However, Rauf has gone against El-Gamal’s wishes on numerous occasions during his nationwide tour to promote the Cordoba Movement, aimed at bonding moderates of different faiths and cultures. Last Wednesday, in an interview on Michael Martin’s National Public Radio show Tell Me More, Rauf articulated his vision for the Cordoba House, the name he often uses for Park51.
Imam Rauf said he would consider moving the community center “if someone is to offer a site that is equal or better and with a vision of a multi-faith center where all faiths can come and participate in cultural activities, athletics, et cetera and also emphasize a culture of worship — not only for Muslims, but for Christians and Jews and members of other faith traditions.”
But, according to El-Gamal, Rauf has no authority over the location of Park51. When asked whether he would consider moving it, El-Gamal replied, “My question to you is, why?”
And concerning Rauf’s recent remarks about the project, El-Gamal acknowledged that Rauf is “his own man” and is certainly free to speak his mind.

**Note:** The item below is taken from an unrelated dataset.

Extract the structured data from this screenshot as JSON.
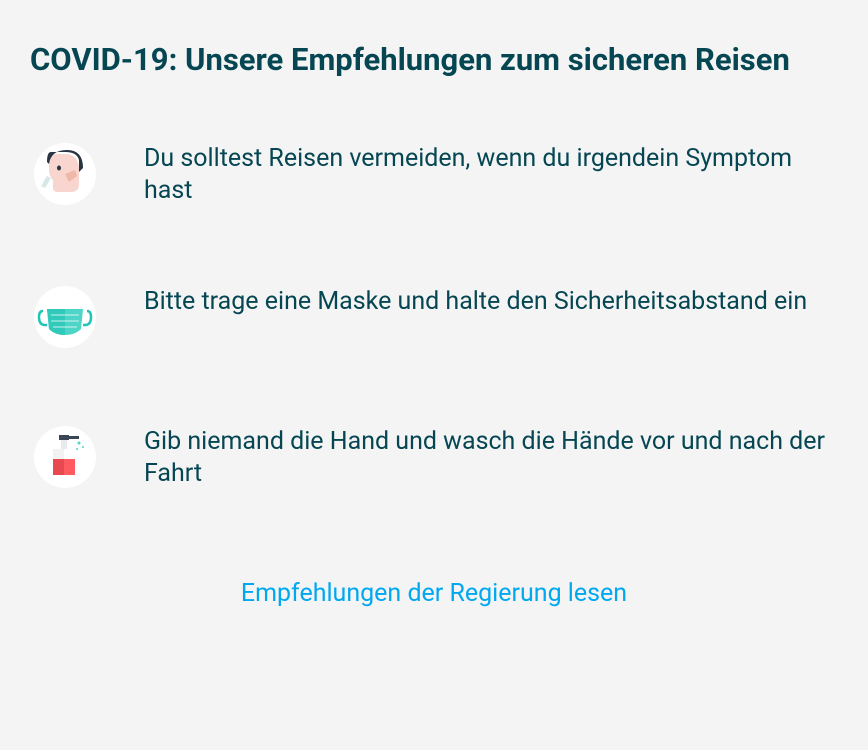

As for “Cordoba,” the original name of the project, El-Gamal said it was merely a placeholder.
“I don’t know what ‘Cordoba’ is,” he said. “It’s not American to me.”
Many of the project’s opponents have taken the same view, since the name refers to a 700-year period when Spain was a Muslim emirate. And so El-Gamal and his team searched for a name that was less divisive. Nearly 50 community members involved in the project voted last summer in favor of the Park51 moniker.

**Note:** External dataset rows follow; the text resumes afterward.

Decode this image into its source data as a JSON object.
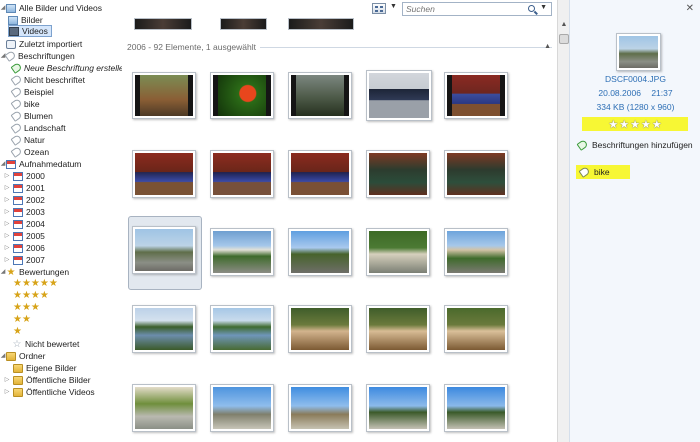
{
  "nav": {
    "all_media": "Alle Bilder und Videos",
    "pictures": "Bilder",
    "videos": "Videos",
    "recently_imported": "Zuletzt importiert",
    "tags_header": "Beschriftungen",
    "create_tag": "Neue Beschriftung erstellen",
    "untagged": "Nicht beschriftet",
    "tags": [
      "Beispiel",
      "bike",
      "Blumen",
      "Landschaft",
      "Natur",
      "Ozean"
    ],
    "date_taken_header": "Aufnahmedatum",
    "years": [
      "2000",
      "2001",
      "2002",
      "2003",
      "2004",
      "2005",
      "2006",
      "2007"
    ],
    "ratings_header": "Bewertungen",
    "rating_rows": [
      "★★★★★",
      "★★★★",
      "★★★",
      "★★",
      "★"
    ],
    "not_rated": "Nicht bewertet",
    "folders_header": "Ordner",
    "folders": [
      "Eigene Bilder",
      "Öffentliche Bilder",
      "Öffentliche Videos"
    ]
  },
  "toolbar": {
    "search_placeholder": "Suchen",
    "view_dropdown": "▼",
    "search_dropdown": "▼"
  },
  "content": {
    "group_header": "2006 - 92 Elemente, 1 ausgewählt",
    "collapse_arrow": "▲"
  },
  "details": {
    "close": "✕",
    "filename": "DSCF0004.JPG",
    "date": "20.08.2006",
    "time": "21:37",
    "size": "334 KB (1280 x 960)",
    "rating_stars": 0,
    "add_tags": "Beschriftungen hinzufügen",
    "tag": "bike"
  },
  "colors": {
    "selection": "#d5e6fb",
    "link_blue": "#2d6fb5",
    "highlight": "#f7f734",
    "star_gold": "#d7a318"
  }
}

Though initially hesitant about “Park51,” El-Gamal said he’s enamored of it now, believing it “symbolizes something green and new.”

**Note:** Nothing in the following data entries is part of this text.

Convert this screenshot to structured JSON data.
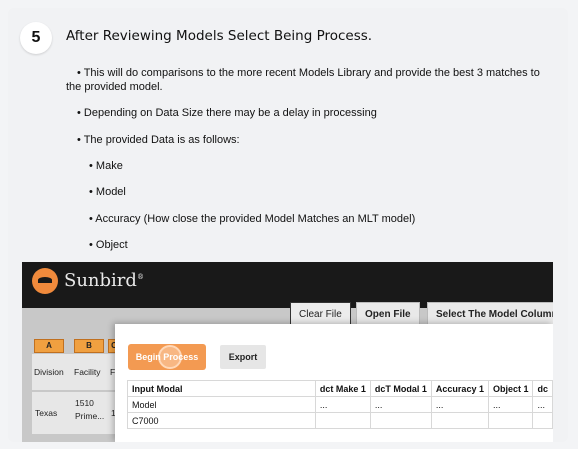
{
  "step": {
    "number": "5",
    "title": "After Reviewing Models Select Being Process."
  },
  "bullets": [
    "• This will do comparisons to the more recent Models Library and provide the best 3 matches to",
    "the provided model.",
    "• Depending on Data Size there may be a delay in processing",
    "• The provided Data is as follows:",
    "• Make",
    "• Model",
    "• Accuracy (How close the provided Model Matches an MLT model)",
    "• Object"
  ],
  "app": {
    "logo_text": "Sunbird",
    "logo_mark": "®",
    "toolbar": {
      "clear_file": "Clear File",
      "open_file": "Open File",
      "select_model_column": "Select The Model Column"
    },
    "grid": {
      "column_letters": [
        "A",
        "B",
        "C"
      ],
      "headers": [
        "Division",
        "Facility",
        "Fl"
      ],
      "row": [
        "Texas",
        "1510 Prime...",
        "1"
      ]
    },
    "dialog": {
      "begin_process": "Begin Process",
      "export": "Export",
      "table": {
        "headers": [
          "Input Modal",
          "dct Make 1",
          "dcT Modal 1",
          "Accuracy 1",
          "Object 1",
          "dc"
        ],
        "rows": [
          [
            "Model",
            "...",
            "...",
            "...",
            "...",
            "..."
          ],
          [
            "C7000",
            "",
            "",
            "",
            "",
            ""
          ]
        ]
      }
    }
  },
  "colors": {
    "accent_orange": "#f39a52",
    "header_dark": "#191919"
  }
}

“At first I was like, what are we building, a condo?” said El-Gamal.
Funding for the community center is still in the embryonic phase, though the board is already receiving donations through its new website, Park51.org.
The board also plans to enhance its Facebook and Twitter presence, replicating President Barack Obama’s tactic of reaching out to the younger crowd. Down the line, it will also be launching a major grassroots fundraising campaign across the country, and plans to open offices in other states.
“We’re trying to communicate with people, and give them a platform to engage in dialogue,” said El-Gamal. The board, he said, anticipates to have a more complete fundraising strategy in place by mid-March.
The board will be actively seeking public input on the future programming for Park51. They will continue to host public information sessions on Wednesday evenings at the SoHo Property offices in Chelsea, organize town hall meetings and survey residents within the Community Board 1 district later this year, according to El-Gamal.
“It’s important to really listen to what people want,” he said, “and to hear what people are going to subscribe to in the facility. At the end of the day, we have an open door for everyone who has good intentions and who wants to get involved and have a stake in the project.”
El-Gamal also plans to hold a special meeting with C. B. 1 members in the second or third quarter of 2011.
“We want to really debrief the board on where we are,” said El-Gamal, “and what we’ve achieved to date. This project is for them.”
El-Gamal added that the Park51 team is indebted to the community board for its warm reception of the project.
During the interview, El-Gamal mentioned that he is undertaking a couple of developments in Tribeca, though he didn’t give details. “I’d like to stay off the radar… I was completely off the radar before this happened,” he said.
Practically overnight, the developer found himself in the spotlight due to his association with the community center. He even had to move his real estate offices to a new location because of threats and harassment.
Gaining notoriety so rapidly has been surreal and often burdensome.
“It really requires one to self-examine character,” El-Gamal said, “and to humble yourself in everything you’re doing, and to work on being a better person every single day.”
— with reporting
by John Bayles